Records for the task:
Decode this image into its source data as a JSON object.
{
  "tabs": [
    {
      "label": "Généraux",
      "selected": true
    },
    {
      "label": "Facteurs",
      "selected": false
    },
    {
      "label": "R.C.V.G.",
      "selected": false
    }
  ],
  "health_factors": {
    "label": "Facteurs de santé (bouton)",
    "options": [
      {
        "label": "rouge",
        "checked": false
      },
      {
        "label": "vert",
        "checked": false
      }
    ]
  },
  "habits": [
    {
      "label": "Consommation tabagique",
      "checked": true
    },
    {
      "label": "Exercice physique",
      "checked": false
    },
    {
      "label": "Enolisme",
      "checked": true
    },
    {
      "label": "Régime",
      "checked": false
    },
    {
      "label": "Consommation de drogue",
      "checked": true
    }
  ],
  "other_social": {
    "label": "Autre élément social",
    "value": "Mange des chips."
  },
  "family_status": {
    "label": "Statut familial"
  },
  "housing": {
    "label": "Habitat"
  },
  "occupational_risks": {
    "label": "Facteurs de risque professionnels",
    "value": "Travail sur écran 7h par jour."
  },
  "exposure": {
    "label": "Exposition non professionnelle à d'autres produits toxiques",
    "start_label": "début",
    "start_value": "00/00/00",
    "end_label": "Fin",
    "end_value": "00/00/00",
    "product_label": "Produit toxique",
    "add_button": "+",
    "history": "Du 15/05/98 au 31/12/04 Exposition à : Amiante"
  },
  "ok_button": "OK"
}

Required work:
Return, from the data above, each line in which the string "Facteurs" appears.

Solved exercise:
      "label": "Facteurs",
    "label": "Facteurs de santé (bouton)",
    "label": "Facteurs de risque professionnels",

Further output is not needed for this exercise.